|Getting Started with Pivotal GemFire / QuickStart Examples|
Delta propagation lets you send deltas (changes) instead of full values when you propagate events from one cache to another.
In distributed data management systems, most data is created once and then updated frequently. The updates are sent to other members for event propagation, redundancy management, and cache consistency in general. With delta propagation, you track only the changes in an updated object and send only the parts that have changed: the deltas. This feature brings significant performance benefits because of lower network transmission and object serialization/deserialization costs. The cost savings can be significant, especially when changes to an object instance are relatively small compared to the overall size of the instance.
The example shows a very simple client/server installation with one feeder client, that gets and updates data in its cache, and one receiver client, that receives data events from the server. Both are connected to a single cacheserver. The feeder client requests data from the server and then updates the data in its cache. The update to the feeder client's cache also updates the server's cache. The server automatically forwards these data events to the receiver client, so the receiver's cache is updated as well. The clients have an asynchronous listener that reports local cache activity to standard out.
The key to delta propagation is in the coding of the object stored in the region entry value. The entry value object, DeltaObj, used in this example implements GemFire's com.gemstone.gemfire.Delta, so that it sends and receives only the object deltas, rather than the full object. So, when the feeder client changes the object, the object tracks what is being changed. When the feeder client puts the object into its cache and GemFire distributes the put event to the server, the object provides only the delta for the distribution. The server receives the delta, uses the same object implementation to read the delta and update its cached copy, then forwards the delta to the receiver client, who does the same.
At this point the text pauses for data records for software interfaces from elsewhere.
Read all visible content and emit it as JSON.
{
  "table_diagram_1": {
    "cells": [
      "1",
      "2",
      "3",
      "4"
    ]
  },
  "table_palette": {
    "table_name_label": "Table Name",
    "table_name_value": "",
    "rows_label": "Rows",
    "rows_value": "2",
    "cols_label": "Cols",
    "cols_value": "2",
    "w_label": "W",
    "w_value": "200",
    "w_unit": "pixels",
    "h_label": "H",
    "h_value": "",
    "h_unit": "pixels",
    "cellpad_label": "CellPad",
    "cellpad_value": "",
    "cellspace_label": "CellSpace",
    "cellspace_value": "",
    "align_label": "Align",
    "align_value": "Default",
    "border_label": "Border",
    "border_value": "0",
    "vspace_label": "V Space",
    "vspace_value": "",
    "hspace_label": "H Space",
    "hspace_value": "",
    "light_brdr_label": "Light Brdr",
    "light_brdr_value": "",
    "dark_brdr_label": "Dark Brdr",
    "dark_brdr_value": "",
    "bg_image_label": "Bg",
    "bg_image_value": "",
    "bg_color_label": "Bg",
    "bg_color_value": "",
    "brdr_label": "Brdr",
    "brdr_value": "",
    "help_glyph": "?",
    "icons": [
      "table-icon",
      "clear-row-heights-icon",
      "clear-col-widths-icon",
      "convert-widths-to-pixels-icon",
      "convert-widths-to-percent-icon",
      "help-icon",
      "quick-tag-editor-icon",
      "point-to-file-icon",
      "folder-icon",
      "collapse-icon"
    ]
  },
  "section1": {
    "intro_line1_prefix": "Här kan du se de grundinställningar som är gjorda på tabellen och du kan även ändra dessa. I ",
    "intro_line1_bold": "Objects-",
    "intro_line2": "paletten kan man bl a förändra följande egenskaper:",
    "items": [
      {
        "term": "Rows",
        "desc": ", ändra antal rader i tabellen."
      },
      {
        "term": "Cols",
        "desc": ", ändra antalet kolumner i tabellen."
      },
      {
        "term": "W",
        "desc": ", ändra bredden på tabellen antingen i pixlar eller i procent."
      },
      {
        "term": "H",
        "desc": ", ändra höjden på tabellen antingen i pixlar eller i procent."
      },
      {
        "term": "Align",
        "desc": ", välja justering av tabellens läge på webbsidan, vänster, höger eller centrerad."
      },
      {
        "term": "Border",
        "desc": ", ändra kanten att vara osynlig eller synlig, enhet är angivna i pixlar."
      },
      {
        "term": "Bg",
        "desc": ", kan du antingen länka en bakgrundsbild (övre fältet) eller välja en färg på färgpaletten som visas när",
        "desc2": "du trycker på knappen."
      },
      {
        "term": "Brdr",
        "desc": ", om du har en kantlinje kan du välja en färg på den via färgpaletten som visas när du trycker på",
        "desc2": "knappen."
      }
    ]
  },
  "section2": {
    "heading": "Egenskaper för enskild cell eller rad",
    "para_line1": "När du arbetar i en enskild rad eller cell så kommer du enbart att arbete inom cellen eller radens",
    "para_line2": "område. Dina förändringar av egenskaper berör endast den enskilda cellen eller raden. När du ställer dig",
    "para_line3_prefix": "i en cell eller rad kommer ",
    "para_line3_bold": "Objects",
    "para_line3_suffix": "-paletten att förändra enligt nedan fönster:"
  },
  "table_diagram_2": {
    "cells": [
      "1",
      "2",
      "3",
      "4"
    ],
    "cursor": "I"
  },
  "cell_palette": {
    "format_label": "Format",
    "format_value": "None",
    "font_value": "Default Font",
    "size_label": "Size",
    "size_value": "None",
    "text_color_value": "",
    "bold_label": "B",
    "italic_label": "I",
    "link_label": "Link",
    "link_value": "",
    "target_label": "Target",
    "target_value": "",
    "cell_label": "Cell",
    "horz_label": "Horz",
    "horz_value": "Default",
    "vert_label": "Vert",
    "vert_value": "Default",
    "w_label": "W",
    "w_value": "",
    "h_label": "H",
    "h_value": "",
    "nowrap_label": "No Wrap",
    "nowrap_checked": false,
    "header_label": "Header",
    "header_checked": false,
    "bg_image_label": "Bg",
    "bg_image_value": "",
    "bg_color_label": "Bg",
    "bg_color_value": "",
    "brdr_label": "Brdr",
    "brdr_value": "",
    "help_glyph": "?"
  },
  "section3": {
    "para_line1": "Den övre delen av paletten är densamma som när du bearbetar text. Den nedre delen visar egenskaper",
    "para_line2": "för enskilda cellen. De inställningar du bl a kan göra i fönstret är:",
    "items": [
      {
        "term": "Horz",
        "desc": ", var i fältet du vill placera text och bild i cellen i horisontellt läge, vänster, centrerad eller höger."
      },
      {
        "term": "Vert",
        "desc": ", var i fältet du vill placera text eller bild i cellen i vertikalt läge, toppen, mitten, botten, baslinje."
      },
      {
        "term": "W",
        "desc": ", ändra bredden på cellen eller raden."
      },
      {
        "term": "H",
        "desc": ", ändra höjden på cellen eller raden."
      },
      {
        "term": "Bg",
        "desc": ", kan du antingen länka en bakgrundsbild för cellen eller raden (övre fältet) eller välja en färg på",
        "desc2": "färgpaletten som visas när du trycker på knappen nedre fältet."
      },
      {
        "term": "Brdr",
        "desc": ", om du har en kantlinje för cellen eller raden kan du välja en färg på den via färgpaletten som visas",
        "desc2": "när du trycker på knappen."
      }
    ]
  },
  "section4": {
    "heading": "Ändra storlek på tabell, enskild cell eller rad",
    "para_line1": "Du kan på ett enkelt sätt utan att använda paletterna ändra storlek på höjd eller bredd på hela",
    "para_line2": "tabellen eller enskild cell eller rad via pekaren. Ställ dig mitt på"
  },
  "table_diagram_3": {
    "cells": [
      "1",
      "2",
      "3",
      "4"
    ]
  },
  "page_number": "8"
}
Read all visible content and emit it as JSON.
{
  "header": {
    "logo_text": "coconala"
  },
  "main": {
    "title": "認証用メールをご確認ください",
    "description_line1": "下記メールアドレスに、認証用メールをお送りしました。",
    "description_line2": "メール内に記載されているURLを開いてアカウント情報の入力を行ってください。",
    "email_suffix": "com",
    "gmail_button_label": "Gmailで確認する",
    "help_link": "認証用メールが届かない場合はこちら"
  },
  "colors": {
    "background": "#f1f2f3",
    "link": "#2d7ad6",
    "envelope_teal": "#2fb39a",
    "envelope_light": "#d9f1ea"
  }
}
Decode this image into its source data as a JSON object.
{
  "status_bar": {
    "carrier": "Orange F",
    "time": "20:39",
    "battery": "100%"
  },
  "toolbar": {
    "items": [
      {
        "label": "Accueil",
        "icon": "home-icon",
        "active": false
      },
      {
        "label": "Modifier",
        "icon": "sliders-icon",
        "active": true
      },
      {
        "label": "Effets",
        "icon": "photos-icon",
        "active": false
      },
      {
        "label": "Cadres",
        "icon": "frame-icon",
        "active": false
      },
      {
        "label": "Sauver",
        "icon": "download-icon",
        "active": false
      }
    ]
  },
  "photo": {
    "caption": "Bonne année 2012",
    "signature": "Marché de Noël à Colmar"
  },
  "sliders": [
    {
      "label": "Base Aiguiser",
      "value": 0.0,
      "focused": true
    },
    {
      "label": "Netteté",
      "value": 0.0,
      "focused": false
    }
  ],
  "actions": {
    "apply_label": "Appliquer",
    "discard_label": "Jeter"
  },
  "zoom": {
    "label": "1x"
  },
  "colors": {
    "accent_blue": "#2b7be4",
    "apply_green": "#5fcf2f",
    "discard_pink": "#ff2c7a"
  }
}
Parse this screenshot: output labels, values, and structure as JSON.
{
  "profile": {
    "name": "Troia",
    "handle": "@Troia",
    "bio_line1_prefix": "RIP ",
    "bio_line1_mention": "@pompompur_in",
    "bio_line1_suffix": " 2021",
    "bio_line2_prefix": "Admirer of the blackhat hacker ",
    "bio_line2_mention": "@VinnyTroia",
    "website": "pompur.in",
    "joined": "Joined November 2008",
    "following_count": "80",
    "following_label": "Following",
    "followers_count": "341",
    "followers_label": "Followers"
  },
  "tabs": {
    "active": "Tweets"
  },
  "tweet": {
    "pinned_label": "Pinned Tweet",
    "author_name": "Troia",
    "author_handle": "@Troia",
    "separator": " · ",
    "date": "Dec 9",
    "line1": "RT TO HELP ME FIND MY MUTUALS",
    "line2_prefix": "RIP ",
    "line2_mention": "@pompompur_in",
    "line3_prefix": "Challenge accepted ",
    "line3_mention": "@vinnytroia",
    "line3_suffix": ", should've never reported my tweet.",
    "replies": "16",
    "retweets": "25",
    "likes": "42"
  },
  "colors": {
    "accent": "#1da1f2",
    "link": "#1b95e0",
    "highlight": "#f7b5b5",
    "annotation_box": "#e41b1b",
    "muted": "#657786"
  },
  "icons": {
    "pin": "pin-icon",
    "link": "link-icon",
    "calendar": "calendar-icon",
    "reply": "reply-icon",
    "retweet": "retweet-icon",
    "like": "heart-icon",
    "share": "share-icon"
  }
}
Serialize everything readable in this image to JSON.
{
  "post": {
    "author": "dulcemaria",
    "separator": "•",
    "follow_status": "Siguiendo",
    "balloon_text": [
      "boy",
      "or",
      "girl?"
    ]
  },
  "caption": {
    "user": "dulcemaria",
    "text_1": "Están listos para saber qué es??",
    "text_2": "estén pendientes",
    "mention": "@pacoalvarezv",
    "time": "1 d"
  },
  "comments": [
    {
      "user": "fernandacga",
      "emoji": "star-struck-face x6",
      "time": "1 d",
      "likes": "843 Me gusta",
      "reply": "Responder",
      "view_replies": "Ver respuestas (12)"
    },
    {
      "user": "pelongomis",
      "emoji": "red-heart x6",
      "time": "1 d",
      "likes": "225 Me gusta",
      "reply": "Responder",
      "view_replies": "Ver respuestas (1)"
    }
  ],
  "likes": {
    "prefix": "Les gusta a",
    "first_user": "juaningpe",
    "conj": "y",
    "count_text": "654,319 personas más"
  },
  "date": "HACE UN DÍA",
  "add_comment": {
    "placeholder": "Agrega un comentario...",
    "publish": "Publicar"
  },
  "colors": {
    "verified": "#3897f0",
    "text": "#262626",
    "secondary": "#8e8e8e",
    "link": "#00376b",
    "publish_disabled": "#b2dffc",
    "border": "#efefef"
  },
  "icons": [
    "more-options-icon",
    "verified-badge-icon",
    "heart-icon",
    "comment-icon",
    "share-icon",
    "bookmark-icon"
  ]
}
In one session, start the GemFire cacheserver (see Pivotal GemFire Servers for more information):
$ gfsh start server --name=server_dp --cache-xml-file=xml/DeltaServer.xml
The gfsh command starts a cache server in the background, displays the status of the server and some environment information, and then exits to the command prompt.
In the same session, start the feeder client:
$ java quickstart.DeltaPropagationClientFeeder
The feeder prompts you to press Enter. Before you do, in another session, start the receiver client:
$ java quickstart.DeltaPropagationClientReceiver
Go back to the feeder session and press Enter.
Follow the instructions on the screens, noting the listener output from each client.
Stop the receiver by pressing Enter.
Stop the cache server:
$ gfsh stop server --dir=server_dp
You can also use the deprecated cacheserver command to stop the cache server:
$ cacheserver stop
Program and cache configuration files for the clients and the server, including the loader and listener declared in the Server.xml and Client.xml files. (The server is a GemFire cacheserver process and does not have an example source file.)
|DeltaServer.xml||Initializes a cache to serve the /root/cs_region region, waiting for client communication.|
|DeltaClient1.xml||Initializes a client of a cache server that runs on port 40404. Loads values and sends updates to the server.|
|DeltaClient2.xml||Initializes a client of a cache server that runs on port 40450. Loads values and sends updates to the server.|
|DeltaObj.java||A sample Object class that implements Delta.|
|DeltaPropagationClientFeeder.java||The client that connects to the DeltaPropagationServer.java.|
|DeltaPropagationClientReceiver.java||Sets up a new cache with a ReceiverListener.|
|DeltaSimpleListener.java||A Delta Propagation quick start cache listener for simple uses.|
|DeltaReceiverListener.java||A Delta Propagation quick start receiver cache listener.|